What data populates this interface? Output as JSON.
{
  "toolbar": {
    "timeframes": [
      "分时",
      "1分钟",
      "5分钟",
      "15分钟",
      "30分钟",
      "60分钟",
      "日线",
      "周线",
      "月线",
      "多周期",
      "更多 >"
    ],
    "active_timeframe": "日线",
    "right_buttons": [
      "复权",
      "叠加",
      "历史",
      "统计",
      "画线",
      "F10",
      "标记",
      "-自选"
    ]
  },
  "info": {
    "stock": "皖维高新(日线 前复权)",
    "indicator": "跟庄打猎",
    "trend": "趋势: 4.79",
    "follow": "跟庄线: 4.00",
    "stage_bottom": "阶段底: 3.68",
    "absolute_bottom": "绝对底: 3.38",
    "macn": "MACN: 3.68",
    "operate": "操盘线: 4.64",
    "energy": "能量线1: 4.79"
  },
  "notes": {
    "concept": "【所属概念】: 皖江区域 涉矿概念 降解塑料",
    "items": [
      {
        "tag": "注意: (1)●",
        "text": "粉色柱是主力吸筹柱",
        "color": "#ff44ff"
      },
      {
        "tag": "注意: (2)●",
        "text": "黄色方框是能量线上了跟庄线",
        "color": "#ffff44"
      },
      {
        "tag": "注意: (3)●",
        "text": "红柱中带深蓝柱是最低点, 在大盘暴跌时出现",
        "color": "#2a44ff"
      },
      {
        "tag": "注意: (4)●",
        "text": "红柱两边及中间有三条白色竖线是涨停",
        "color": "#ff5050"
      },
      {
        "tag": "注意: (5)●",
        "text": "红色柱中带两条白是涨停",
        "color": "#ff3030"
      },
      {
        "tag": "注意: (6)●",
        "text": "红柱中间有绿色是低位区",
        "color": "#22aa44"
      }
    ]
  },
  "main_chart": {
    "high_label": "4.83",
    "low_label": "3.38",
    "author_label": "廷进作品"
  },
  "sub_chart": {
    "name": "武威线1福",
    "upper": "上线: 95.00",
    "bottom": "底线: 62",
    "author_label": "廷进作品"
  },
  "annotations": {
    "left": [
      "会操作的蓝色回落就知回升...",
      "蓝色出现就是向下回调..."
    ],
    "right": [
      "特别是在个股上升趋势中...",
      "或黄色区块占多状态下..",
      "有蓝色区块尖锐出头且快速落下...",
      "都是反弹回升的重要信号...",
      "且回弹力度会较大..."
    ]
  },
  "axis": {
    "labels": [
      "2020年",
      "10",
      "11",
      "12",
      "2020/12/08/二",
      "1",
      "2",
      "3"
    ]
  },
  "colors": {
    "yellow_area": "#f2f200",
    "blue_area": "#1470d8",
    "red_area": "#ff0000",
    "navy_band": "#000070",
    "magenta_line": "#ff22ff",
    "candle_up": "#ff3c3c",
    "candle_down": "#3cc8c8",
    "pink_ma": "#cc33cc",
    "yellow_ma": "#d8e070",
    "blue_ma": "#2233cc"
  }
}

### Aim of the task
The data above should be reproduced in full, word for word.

### Output of the exercise
What data populates this interface? Output as JSON.
{
  "toolbar": {
    "timeframes": [
      "分时",
      "1分钟",
      "5分钟",
      "15分钟",
      "30分钟",
      "60分钟",
      "日线",
      "周线",
      "月线",
      "多周期",
      "更多 >"
    ],
    "active_timeframe": "日线",
    "right_buttons": [
      "复权",
      "叠加",
      "历史",
      "统计",
      "画线",
      "F10",
      "标记",
      "-自选"
    ]
  },
  "info": {
    "stock": "皖维高新(日线 前复权)",
    "indicator": "跟庄打猎",
    "trend": "趋势: 4.79",
    "follow": "跟庄线: 4.00",
    "stage_bottom": "阶段底: 3.68",
    "absolute_bottom": "绝对底: 3.38",
    "macn": "MACN: 3.68",
    "operate": "操盘线: 4.64",
    "energy": "能量线1: 4.79"
  },
  "notes": {
    "concept": "【所属概念】: 皖江区域 涉矿概念 降解塑料",
    "items": [
      {
        "tag": "注意: (1)●",
        "text": "粉色柱是主力吸筹柱",
        "color": "#ff44ff"
      },
      {
        "tag": "注意: (2)●",
        "text": "黄色方框是能量线上了跟庄线",
        "color": "#ffff44"
      },
      {
        "tag": "注意: (3)●",
        "text": "红柱中带深蓝柱是最低点, 在大盘暴跌时出现",
        "color": "#2a44ff"
      },
      {
        "tag": "注意: (4)●",
        "text": "红柱两边及中间有三条白色竖线是涨停",
        "color": "#ff5050"
      },
      {
        "tag": "注意: (5)●",
        "text": "红色柱中带两条白是涨停",
        "color": "#ff3030"
      },
      {
        "tag": "注意: (6)●",
        "text": "红柱中间有绿色是低位区",
        "color": "#22aa44"
      }
    ]
  },
  "main_chart": {
    "high_label": "4.83",
    "low_label": "3.38",
    "author_label": "廷进作品"
  },
  "sub_chart": {
    "name": "武威线1福",
    "upper": "上线: 95.00",
    "bottom": "底线: 62",
    "author_label": "廷进作品"
  },
  "annotations": {
    "left": [
      "会操作的蓝色回落就知回升...",
      "蓝色出现就是向下回调..."
    ],
    "right": [
      "特别是在个股上升趋势中...",
      "或黄色区块占多状态下..",
      "有蓝色区块尖锐出头且快速落下...",
      "都是反弹回升的重要信号...",
      "且回弹力度会较大..."
    ]
  },
  "axis": {
    "labels": [
      "2020年",
      "10",
      "11",
      "12",
      "2020/12/08/二",
      "1",
      "2",
      "3"
    ]
  },
  "colors": {
    "yellow_area": "#f2f200",
    "blue_area": "#1470d8",
    "red_area": "#ff0000",
    "navy_band": "#000070",
    "magenta_line": "#ff22ff",
    "candle_up": "#ff3c3c",
    "candle_down": "#3cc8c8",
    "pink_ma": "#cc33cc",
    "yellow_ma": "#d8e070",
    "blue_ma": "#2233cc"
  }
}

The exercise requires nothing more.